The very first recognition of the Flag Day celebration started in 1777, less than one year after Betsy Ross received the order from General Washington to make the first flag. The Second Continental Congress stated, “Resolved, that the flag of the United States be thirteen stripes, alternate red and white; that the union be thirteen stars, white in a blue field, representing a new Constellation.” The first national observance of the holiday was 100 years later.
Flag Day was officially established in 1916 by the Proclamation of President Woodrow Wilson, but it wasn’t until 1949 that President Truman signed an Act of Congress stating that June 14 of each year would be the designated “National Flag Day.” The holiday was inspired by the accumulation of several people doing their own local celebrations.
BJ Cigrand, a school teacher in Wisconsin, was the first person to celebrate Flag Day in 1885. It was originally known as “Flag Birthday.” In 1889, George Balch, a kindergarten teacher in New York City put together a ceremony for his students to celebrate the American flag, and his idea was soon adopted by the State Board of Education of New York.

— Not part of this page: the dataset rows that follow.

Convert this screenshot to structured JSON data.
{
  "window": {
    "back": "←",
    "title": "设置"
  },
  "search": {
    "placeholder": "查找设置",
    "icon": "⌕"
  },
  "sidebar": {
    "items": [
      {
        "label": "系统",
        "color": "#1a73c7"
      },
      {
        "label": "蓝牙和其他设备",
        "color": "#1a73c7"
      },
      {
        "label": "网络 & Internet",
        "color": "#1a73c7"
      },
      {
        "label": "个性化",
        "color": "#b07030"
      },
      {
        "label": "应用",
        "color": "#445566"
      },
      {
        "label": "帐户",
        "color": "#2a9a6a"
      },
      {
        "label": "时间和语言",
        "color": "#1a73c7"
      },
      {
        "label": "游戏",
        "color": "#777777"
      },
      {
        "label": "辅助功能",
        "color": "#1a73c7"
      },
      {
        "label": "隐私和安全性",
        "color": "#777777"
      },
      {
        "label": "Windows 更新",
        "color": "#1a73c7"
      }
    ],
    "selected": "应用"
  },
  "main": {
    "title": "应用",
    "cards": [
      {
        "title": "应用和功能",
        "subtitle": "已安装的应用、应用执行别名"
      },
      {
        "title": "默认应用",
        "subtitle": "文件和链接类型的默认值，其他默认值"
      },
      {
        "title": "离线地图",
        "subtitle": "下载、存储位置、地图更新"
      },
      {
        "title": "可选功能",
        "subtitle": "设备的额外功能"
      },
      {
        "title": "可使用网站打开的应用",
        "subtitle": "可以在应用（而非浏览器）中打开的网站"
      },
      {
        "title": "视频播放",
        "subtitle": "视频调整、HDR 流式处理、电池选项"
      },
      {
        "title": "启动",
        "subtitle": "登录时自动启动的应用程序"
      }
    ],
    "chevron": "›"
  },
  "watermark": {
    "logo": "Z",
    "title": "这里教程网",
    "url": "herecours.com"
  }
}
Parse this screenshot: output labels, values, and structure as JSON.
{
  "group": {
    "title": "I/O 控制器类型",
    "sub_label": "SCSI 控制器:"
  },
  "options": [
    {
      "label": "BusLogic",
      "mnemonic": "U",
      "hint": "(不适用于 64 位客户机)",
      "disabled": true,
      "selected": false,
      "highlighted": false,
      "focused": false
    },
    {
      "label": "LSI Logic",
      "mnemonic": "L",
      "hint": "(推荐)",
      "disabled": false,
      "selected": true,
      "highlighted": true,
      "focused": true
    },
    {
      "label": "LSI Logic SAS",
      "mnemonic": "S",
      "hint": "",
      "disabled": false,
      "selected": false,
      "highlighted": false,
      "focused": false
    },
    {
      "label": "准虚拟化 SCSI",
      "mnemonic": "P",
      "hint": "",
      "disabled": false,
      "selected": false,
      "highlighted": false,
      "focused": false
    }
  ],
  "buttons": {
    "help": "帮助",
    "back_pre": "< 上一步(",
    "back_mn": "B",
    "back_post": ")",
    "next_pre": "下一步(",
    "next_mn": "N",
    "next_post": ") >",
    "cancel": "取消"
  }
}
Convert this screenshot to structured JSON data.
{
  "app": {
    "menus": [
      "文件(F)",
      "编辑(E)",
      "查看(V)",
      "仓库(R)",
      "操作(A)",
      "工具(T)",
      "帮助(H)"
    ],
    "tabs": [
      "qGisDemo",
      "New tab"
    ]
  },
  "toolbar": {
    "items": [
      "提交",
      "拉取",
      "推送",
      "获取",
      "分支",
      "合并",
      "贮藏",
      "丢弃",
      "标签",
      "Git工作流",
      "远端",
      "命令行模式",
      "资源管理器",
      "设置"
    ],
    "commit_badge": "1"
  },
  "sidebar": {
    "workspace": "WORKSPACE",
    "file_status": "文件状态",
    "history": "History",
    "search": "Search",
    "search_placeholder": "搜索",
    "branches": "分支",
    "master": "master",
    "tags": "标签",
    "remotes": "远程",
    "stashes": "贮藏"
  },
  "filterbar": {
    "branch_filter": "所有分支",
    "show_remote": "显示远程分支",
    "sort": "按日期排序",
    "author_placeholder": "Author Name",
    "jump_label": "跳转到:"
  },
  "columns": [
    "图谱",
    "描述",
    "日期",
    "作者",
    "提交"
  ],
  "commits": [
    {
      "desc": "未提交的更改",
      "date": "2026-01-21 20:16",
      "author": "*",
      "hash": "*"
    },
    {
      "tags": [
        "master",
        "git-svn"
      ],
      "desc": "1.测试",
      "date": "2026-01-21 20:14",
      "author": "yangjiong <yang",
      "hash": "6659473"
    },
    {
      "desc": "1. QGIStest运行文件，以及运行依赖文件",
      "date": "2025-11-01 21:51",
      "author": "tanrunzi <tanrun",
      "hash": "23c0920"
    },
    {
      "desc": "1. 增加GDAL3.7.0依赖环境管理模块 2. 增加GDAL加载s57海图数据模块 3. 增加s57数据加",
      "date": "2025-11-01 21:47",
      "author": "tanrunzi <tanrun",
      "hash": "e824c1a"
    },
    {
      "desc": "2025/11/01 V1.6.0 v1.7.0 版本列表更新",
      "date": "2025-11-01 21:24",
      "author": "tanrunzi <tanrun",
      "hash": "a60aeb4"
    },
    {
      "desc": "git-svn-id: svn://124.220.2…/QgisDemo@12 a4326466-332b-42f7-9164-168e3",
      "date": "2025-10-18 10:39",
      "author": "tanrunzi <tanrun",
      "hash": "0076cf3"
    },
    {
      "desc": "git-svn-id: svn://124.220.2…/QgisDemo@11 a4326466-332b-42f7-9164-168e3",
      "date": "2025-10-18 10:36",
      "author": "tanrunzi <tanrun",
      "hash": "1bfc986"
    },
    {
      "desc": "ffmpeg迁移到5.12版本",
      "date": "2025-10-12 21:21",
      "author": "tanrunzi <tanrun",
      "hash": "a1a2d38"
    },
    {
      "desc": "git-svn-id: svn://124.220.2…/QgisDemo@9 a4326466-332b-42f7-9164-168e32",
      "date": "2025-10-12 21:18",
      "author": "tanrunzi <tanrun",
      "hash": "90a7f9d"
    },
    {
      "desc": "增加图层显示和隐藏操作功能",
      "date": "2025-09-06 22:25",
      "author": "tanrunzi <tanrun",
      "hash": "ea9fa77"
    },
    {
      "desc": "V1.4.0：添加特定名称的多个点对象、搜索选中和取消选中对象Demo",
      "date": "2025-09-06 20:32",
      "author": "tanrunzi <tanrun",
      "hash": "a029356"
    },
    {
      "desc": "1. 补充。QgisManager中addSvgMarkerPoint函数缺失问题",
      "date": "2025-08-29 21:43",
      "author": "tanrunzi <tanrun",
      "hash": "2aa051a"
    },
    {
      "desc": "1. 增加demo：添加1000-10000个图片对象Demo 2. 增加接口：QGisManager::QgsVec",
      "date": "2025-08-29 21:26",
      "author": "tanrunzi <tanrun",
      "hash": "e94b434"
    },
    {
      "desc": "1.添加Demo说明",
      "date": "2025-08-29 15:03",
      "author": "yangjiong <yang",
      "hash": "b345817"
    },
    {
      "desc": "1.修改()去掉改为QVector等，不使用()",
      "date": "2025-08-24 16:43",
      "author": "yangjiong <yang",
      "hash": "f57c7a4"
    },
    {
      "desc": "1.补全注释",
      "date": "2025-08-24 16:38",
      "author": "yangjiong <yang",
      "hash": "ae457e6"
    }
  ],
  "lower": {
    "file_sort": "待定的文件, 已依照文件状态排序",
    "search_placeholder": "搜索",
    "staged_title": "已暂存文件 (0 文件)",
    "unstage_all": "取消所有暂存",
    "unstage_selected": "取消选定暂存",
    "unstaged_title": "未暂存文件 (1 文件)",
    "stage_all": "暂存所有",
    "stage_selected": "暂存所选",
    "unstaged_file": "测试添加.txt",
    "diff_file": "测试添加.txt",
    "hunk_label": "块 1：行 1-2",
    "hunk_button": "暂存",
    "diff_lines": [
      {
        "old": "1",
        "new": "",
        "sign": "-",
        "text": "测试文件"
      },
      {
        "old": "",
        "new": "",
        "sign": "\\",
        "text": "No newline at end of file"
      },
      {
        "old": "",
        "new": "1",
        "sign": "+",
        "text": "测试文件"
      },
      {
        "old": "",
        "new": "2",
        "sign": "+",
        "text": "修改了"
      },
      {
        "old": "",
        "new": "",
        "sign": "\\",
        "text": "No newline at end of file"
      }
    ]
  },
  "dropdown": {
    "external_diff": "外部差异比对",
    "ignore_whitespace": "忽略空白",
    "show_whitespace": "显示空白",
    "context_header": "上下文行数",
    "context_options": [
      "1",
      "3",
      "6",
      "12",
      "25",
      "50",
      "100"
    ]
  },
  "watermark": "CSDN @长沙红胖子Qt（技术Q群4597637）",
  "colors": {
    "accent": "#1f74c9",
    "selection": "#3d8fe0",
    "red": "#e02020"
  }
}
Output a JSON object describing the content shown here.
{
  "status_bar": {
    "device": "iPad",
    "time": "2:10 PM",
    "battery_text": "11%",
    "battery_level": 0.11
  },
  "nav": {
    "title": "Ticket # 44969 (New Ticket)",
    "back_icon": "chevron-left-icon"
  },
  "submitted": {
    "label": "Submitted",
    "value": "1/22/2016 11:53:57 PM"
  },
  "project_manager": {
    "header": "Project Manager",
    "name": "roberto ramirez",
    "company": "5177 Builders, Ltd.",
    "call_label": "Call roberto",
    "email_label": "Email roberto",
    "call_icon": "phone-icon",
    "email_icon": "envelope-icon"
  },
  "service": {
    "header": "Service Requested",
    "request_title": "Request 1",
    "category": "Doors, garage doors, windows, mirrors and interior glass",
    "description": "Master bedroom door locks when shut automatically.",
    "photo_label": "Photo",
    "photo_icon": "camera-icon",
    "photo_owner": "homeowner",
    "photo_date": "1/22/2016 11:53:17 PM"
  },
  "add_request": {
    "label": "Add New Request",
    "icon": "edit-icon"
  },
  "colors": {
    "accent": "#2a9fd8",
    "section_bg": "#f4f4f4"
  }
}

The week of June 14 is also National Flag week. People celebrate by flying flags outside their homes or businesses. They also join in or go to watch parades that are held in a city near them. Though Flag Day is not a federal holiday in any state except for New York and Pennsylvania, it is a nationwide observance, and businesses are still open.